[Page and application data records]
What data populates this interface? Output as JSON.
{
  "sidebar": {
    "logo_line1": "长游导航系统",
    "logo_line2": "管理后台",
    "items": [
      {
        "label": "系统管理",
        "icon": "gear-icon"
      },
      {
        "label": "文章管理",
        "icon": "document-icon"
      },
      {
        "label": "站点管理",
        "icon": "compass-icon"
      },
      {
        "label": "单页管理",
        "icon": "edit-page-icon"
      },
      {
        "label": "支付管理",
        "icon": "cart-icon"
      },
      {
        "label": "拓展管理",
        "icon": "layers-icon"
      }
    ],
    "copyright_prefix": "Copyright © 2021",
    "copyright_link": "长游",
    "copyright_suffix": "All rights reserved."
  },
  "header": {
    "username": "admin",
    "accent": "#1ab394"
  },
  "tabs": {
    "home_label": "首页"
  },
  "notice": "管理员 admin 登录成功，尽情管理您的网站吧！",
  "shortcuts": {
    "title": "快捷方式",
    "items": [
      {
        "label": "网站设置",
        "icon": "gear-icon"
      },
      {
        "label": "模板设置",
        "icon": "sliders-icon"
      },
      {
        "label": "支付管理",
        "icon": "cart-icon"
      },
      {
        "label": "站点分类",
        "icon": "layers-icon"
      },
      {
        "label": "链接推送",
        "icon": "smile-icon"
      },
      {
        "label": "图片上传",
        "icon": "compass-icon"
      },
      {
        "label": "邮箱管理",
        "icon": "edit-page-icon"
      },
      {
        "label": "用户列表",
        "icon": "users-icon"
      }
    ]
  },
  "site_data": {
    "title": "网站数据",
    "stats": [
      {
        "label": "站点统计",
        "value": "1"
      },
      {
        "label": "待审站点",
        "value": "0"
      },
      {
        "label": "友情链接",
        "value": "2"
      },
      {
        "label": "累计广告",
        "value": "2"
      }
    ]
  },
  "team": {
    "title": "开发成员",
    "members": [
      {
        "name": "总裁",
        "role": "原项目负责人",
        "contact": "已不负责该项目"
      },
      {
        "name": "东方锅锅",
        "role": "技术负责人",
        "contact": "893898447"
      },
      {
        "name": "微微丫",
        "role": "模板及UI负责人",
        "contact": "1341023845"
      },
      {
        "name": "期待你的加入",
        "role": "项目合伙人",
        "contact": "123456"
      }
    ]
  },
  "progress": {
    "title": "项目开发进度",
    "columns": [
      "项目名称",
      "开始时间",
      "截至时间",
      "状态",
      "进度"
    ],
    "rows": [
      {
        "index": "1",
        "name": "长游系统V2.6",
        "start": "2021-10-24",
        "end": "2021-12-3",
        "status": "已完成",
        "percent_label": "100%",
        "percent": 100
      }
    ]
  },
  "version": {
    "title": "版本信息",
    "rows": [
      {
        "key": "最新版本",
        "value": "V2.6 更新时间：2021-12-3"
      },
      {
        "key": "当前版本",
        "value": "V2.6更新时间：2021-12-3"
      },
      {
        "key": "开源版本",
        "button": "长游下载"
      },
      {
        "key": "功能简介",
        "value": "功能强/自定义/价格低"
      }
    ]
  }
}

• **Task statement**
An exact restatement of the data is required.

• **Answer to this task**
What data populates this interface? Output as JSON.
{
  "sidebar": {
    "logo_line1": "长游导航系统",
    "logo_line2": "管理后台",
    "items": [
      {
        "label": "系统管理",
        "icon": "gear-icon"
      },
      {
        "label": "文章管理",
        "icon": "document-icon"
      },
      {
        "label": "站点管理",
        "icon": "compass-icon"
      },
      {
        "label": "单页管理",
        "icon": "edit-page-icon"
      },
      {
        "label": "支付管理",
        "icon": "cart-icon"
      },
      {
        "label": "拓展管理",
        "icon": "layers-icon"
      }
    ],
    "copyright_prefix": "Copyright © 2021",
    "copyright_link": "长游",
    "copyright_suffix": "All rights reserved."
  },
  "header": {
    "username": "admin",
    "accent": "#1ab394"
  },
  "tabs": {
    "home_label": "首页"
  },
  "notice": "管理员 admin 登录成功，尽情管理您的网站吧！",
  "shortcuts": {
    "title": "快捷方式",
    "items": [
      {
        "label": "网站设置",
        "icon": "gear-icon"
      },
      {
        "label": "模板设置",
        "icon": "sliders-icon"
      },
      {
        "label": "支付管理",
        "icon": "cart-icon"
      },
      {
        "label": "站点分类",
        "icon": "layers-icon"
      },
      {
        "label": "链接推送",
        "icon": "smile-icon"
      },
      {
        "label": "图片上传",
        "icon": "compass-icon"
      },
      {
        "label": "邮箱管理",
        "icon": "edit-page-icon"
      },
      {
        "label": "用户列表",
        "icon": "users-icon"
      }
    ]
  },
  "site_data": {
    "title": "网站数据",
    "stats": [
      {
        "label": "站点统计",
        "value": "1"
      },
      {
        "label": "待审站点",
        "value": "0"
      },
      {
        "label": "友情链接",
        "value": "2"
      },
      {
        "label": "累计广告",
        "value": "2"
      }
    ]
  },
  "team": {
    "title": "开发成员",
    "members": [
      {
        "name": "总裁",
        "role": "原项目负责人",
        "contact": "已不负责该项目"
      },
      {
        "name": "东方锅锅",
        "role": "技术负责人",
        "contact": "893898447"
      },
      {
        "name": "微微丫",
        "role": "模板及UI负责人",
        "contact": "1341023845"
      },
      {
        "name": "期待你的加入",
        "role": "项目合伙人",
        "contact": "123456"
      }
    ]
  },
  "progress": {
    "title": "项目开发进度",
    "columns": [
      "项目名称",
      "开始时间",
      "截至时间",
      "状态",
      "进度"
    ],
    "rows": [
      {
        "index": "1",
        "name": "长游系统V2.6",
        "start": "2021-10-24",
        "end": "2021-12-3",
        "status": "已完成",
        "percent_label": "100%",
        "percent": 100
      }
    ]
  },
  "version": {
    "title": "版本信息",
    "rows": [
      {
        "key": "最新版本",
        "value": "V2.6 更新时间：2021-12-3"
      },
      {
        "key": "当前版本",
        "value": "V2.6更新时间：2021-12-3"
      },
      {
        "key": "开源版本",
        "button": "长游下载"
      },
      {
        "key": "功能简介",
        "value": "功能强/自定义/价格低"
      }
    ]
  }
}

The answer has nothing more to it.